The emerging urban gang culture of Victorian Manchester is a gift for dramatists who are only really beginning to scratch the surface of these complex and fractured lives.
Last year, HOME staged the immersive and challenging, Angel Meadow, on the site in Ancoats of the notorious 19th century slum area of the same name. In another new play, this time for the Royal Exchange, Scuttlers picks up a similar theme. It takes its title from the name given to the gangs of youths, both boys and girls, who terrorised the streets of Ancoats as an unruly mob, making parts of the city, as a judge described at the time, ‘as unsafe and uncertain as it is amongst a race of savages.’
Here, playwright Rona Munro mixes fact and fiction to portray the long-forgotten teenagers who identified themselves as the Bengal Tigers and fiercely protected their territory by whatever means possible. These are young mill workers, who, when faced with an enforced holiday due to industrial action elsewhere, find themselves with little to do except drink and fight the inhabitants of neighbouring streets with belt buckles, fists and knives.
In addition to the cast, the production also features a 32 strong community ensemble, and director Wils Wilson uses the number of bodies to great effect, creating a real sense of both anarchy and playfulness in the movement. Fly Davis’ design is also impressive, using the brutality of an almost bare stage and a drop down cage of a weavers loom to emphasise the oppressive nature of the working and living conditions in the area.

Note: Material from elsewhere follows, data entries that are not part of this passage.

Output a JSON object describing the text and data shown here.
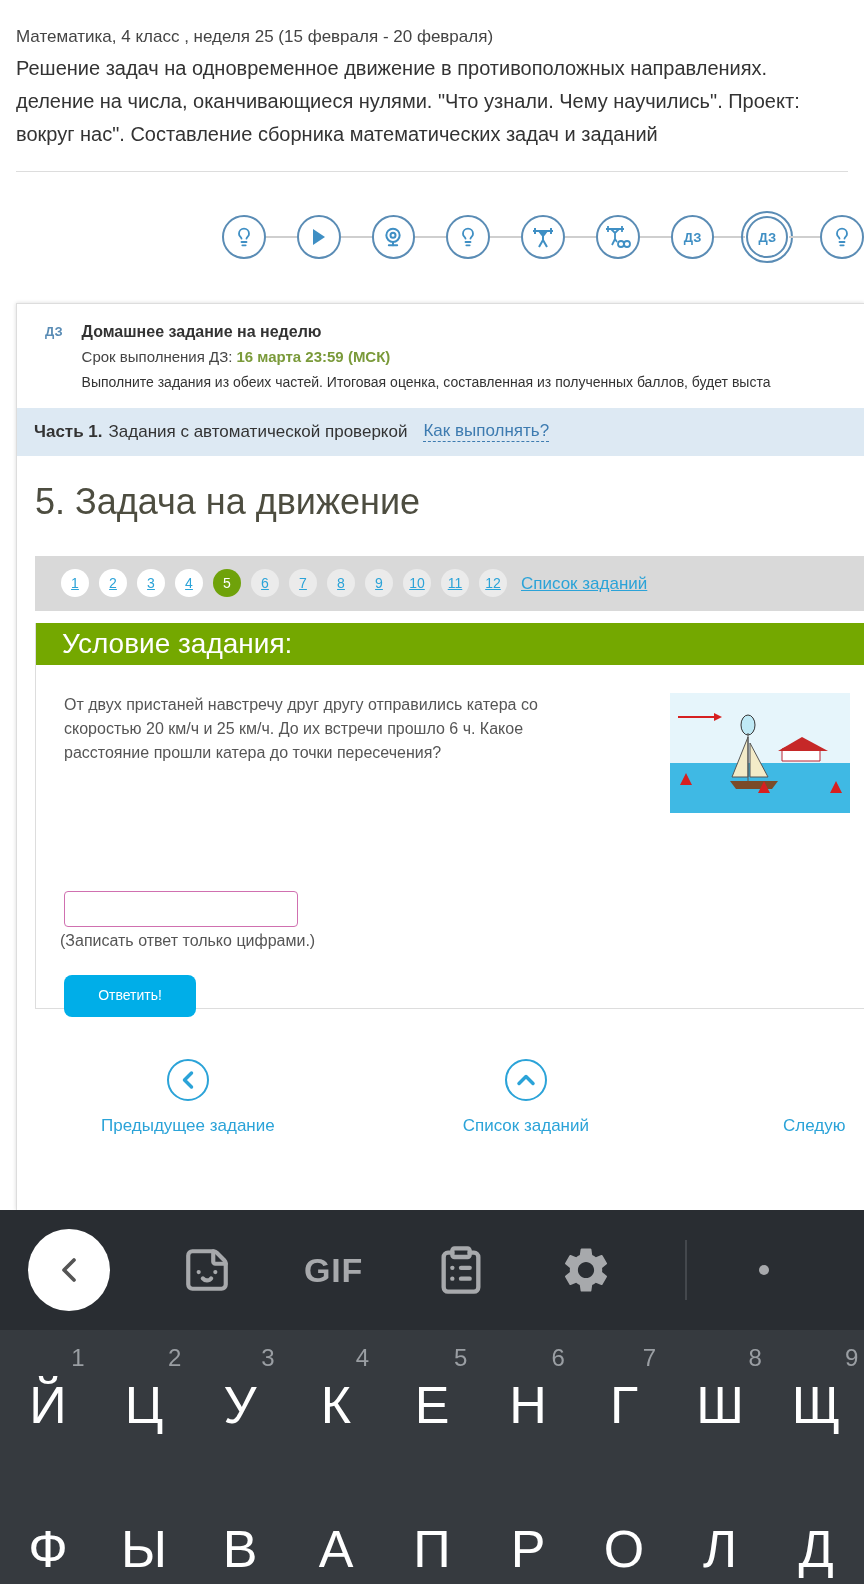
{
  "breadcrumb": "Математика, 4 класс , неделя 25 (15 февраля - 20 февраля)",
  "lesson_title_lines": [
    "Решение задач на одновременное движение в противоположных направлениях.",
    "деление на числа, оканчивающиеся нулями. \"Что узнали. Чему научились\". Проект:",
    "вокруг нас\". Составление сборника математических задач и заданий"
  ],
  "steps": [
    {
      "kind": "bulb",
      "selected": false
    },
    {
      "kind": "play",
      "selected": false
    },
    {
      "kind": "webcam",
      "selected": false
    },
    {
      "kind": "bulb",
      "selected": false
    },
    {
      "kind": "lifter",
      "selected": false
    },
    {
      "kind": "lifter-infinity",
      "selected": false
    },
    {
      "kind": "text",
      "label": "ДЗ",
      "selected": false
    },
    {
      "kind": "text",
      "label": "ДЗ",
      "selected": true
    },
    {
      "kind": "bulb",
      "selected": false
    }
  ],
  "homework": {
    "badge": "ДЗ",
    "title": "Домашнее задание на неделю",
    "deadline_label": "Срок выполнения ДЗ:",
    "deadline": "16 марта 23:59 (МСК)",
    "note": "Выполните задания из обеих частей. Итоговая оценка, составленная из полученных баллов, будет выста"
  },
  "part": {
    "label": "Часть 1.",
    "text": "Задания с автоматической проверкой",
    "help_link": "Как выполнять?"
  },
  "task_heading": "5. Задача на движение",
  "pager": {
    "items": [
      {
        "label": "1",
        "visited": true,
        "selected": false
      },
      {
        "label": "2",
        "visited": true,
        "selected": false
      },
      {
        "label": "3",
        "visited": true,
        "selected": false
      },
      {
        "label": "4",
        "visited": true,
        "selected": false
      },
      {
        "label": "5",
        "selected": true
      },
      {
        "label": "6",
        "visited": false,
        "selected": false
      },
      {
        "label": "7",
        "visited": false,
        "selected": false
      },
      {
        "label": "8",
        "visited": false,
        "selected": false
      },
      {
        "label": "9",
        "visited": false,
        "selected": false
      },
      {
        "label": "10",
        "visited": false,
        "selected": false
      },
      {
        "label": "11",
        "visited": false,
        "selected": false
      },
      {
        "label": "12",
        "visited": false,
        "selected": false
      }
    ],
    "list_link": "Список заданий"
  },
  "task": {
    "header": "Условие задания:",
    "text": "От двух пристаней навстречу друг другу отправились катера со скоростью 20 км/ч и 25 км/ч. До их встречи прошло 6 ч. Какое расстояние прошли катера до точки пересечения?",
    "hint": "(Записать ответ только цифрами.)",
    "submit": "Ответить!"
  },
  "nav": [
    {
      "kind": "prev",
      "label": "Предыдущее задание"
    },
    {
      "kind": "up",
      "label": "Список заданий"
    },
    {
      "kind": "next",
      "label": "Следую"
    }
  ],
  "keyboard": {
    "toolbar": [
      {
        "kind": "back"
      },
      {
        "kind": "sticker"
      },
      {
        "kind": "gif",
        "label": "GIF"
      },
      {
        "kind": "clipboard"
      },
      {
        "kind": "settings"
      },
      {
        "kind": "divider"
      },
      {
        "kind": "more"
      }
    ],
    "rows": [
      [
        {
          "key": "Й",
          "hint": "1"
        },
        {
          "key": "Ц",
          "hint": "2"
        },
        {
          "key": "У",
          "hint": "3"
        },
        {
          "key": "К",
          "hint": "4"
        },
        {
          "key": "Е",
          "hint": "5"
        },
        {
          "key": "Н",
          "hint": "6"
        },
        {
          "key": "Г",
          "hint": "7"
        },
        {
          "key": "Ш",
          "hint": "8"
        },
        {
          "key": "Щ",
          "hint": "9"
        }
      ],
      [
        {
          "key": "Ф"
        },
        {
          "key": "Ы"
        },
        {
          "key": "В"
        },
        {
          "key": "А"
        },
        {
          "key": "П"
        },
        {
          "key": "Р"
        },
        {
          "key": "О"
        },
        {
          "key": "Л"
        },
        {
          "key": "Д"
        }
      ]
    ]
  }
}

To add to the gloom, the stage is soaked in an obligatory Manchester downpour.
Peter Rice’s soundscape is integral to the atmosphere of the whole piece. And there are decent performances from the young cast, particularly, David Judge, as a likeable and reckless Thomas, and Rona Morison, as the feisty ring leader of the girls, Theresa.

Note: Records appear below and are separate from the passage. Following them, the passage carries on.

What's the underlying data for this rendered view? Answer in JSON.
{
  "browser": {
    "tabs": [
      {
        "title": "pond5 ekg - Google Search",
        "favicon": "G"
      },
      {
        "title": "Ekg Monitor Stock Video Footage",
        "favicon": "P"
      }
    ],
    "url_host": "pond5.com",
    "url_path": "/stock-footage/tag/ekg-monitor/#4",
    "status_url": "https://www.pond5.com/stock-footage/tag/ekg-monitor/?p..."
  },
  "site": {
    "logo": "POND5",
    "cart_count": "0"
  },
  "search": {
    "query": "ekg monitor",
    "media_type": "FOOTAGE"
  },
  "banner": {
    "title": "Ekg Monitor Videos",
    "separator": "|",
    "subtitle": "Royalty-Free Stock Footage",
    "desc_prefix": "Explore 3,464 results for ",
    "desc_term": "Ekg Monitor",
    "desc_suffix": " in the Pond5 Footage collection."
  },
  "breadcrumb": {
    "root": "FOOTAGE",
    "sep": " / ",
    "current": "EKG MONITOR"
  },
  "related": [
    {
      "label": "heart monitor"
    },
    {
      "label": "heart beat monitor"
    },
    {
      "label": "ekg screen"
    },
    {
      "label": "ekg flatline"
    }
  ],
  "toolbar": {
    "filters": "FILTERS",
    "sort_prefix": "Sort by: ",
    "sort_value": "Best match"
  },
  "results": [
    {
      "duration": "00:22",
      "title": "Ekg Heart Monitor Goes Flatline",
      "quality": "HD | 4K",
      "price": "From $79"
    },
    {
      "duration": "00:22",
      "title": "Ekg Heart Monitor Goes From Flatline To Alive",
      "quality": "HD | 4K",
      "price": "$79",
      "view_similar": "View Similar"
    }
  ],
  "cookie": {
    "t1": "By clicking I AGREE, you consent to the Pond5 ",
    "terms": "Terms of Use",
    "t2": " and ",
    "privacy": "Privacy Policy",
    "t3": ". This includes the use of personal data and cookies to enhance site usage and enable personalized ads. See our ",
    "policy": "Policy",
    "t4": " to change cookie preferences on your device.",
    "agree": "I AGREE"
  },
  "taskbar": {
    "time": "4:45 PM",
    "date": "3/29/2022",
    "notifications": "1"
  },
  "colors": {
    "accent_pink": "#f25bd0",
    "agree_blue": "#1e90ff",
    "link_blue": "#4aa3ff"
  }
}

The weak link in it all, unfortunately is the story, which however good the rest of the work around it may be, it cannot make up for. In history, these gang members are faceless youths, depersonalised by society, human rats almost, who kill each other on the streets and no-one cares. And so, neither do we care for them here. In the main, characters are one-dimensional and so can be disposed of without a second thought.
Inspired by the 2011 riots, Munro creates links between today’s gang culture with that of the original Victorian gangs. Yet, I feel that it might have been better to leave the audience to make its own comparisons, because putting contemporary values on a Victorian setting sometimes feels not simply out of place, but jarring.

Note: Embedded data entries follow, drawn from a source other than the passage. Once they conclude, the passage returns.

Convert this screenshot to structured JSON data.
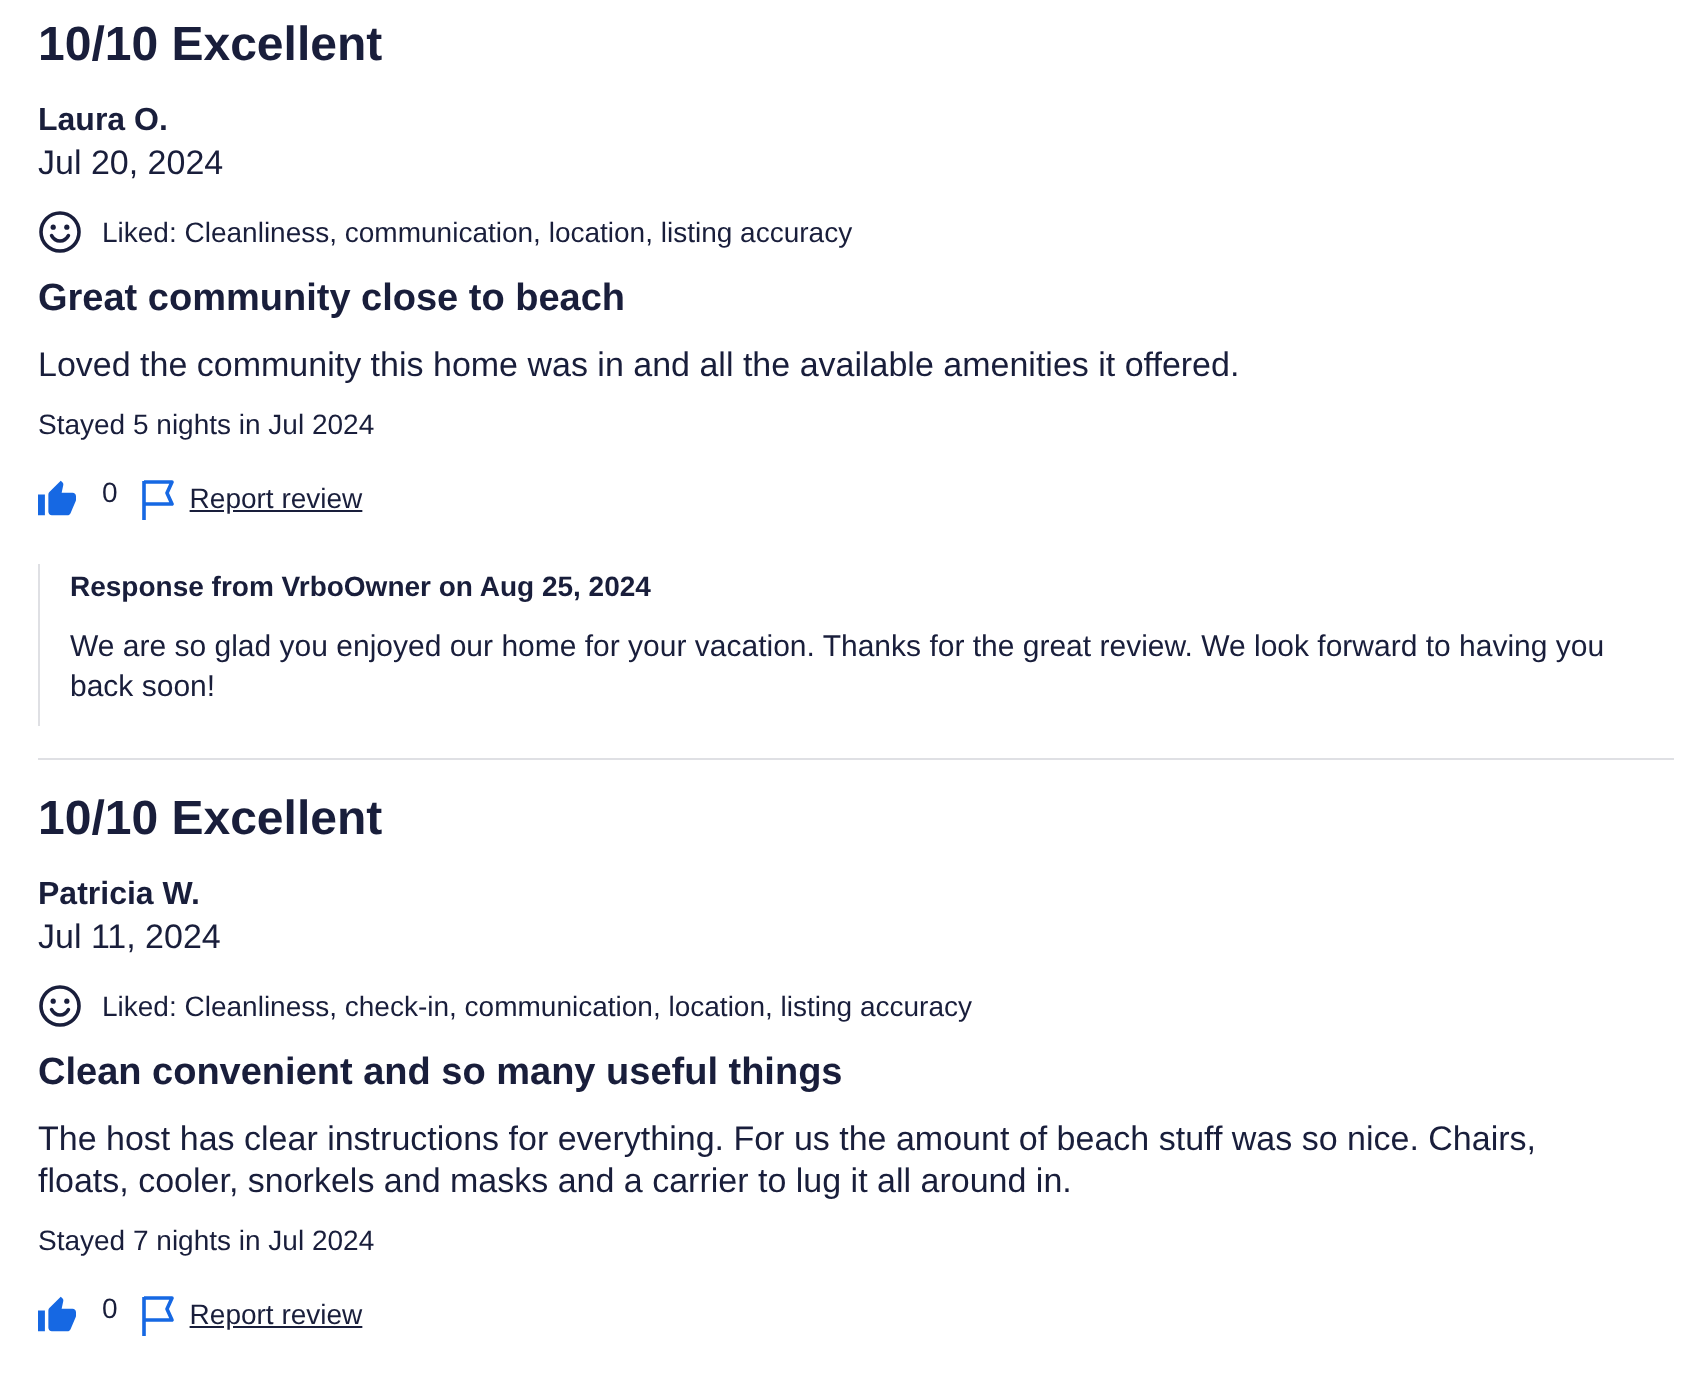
{
  "reviews": [
    {
      "rating": "10/10 Excellent",
      "author": "Laura O.",
      "date": "Jul 20, 2024",
      "liked": "Liked: Cleanliness, communication, location, listing accuracy",
      "title": "Great community close to beach",
      "body": "Loved the community this home was in and all the available amenities it offered.",
      "stay": "Stayed 5 nights in Jul 2024",
      "helpful_count": "0",
      "report_link": "Report review",
      "response": {
        "heading": "Response from VrboOwner on Aug 25, 2024",
        "text": "We are so glad you enjoyed our home for your vacation. Thanks for the great review. We look forward to having you back soon!"
      }
    },
    {
      "rating": "10/10 Excellent",
      "author": "Patricia W.",
      "date": "Jul 11, 2024",
      "liked": "Liked: Cleanliness, check-in, communication, location, listing accuracy",
      "title": "Clean convenient and so many useful things",
      "body": "The host has clear instructions for everything. For us the amount of beach stuff was so nice. Chairs, floats, cooler, snorkels and masks and a carrier to lug it all around in.",
      "stay": "Stayed 7 nights in Jul 2024",
      "helpful_count": "0",
      "report_link": "Report review"
    }
  ]
}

It is interesting and ambitious dramatically to look at gang culture across generations, and the Exchange is to be applauded for giving life to what has long been an invisible part of the city’s history. In this sense, Scuttlers, while opening more questions than it answers, could well be a front runner for more dramatic period work on urban gang culture in the future.
Scuttlers is at the Royal Exchange, Manchester from 5 February to 7 March 2015.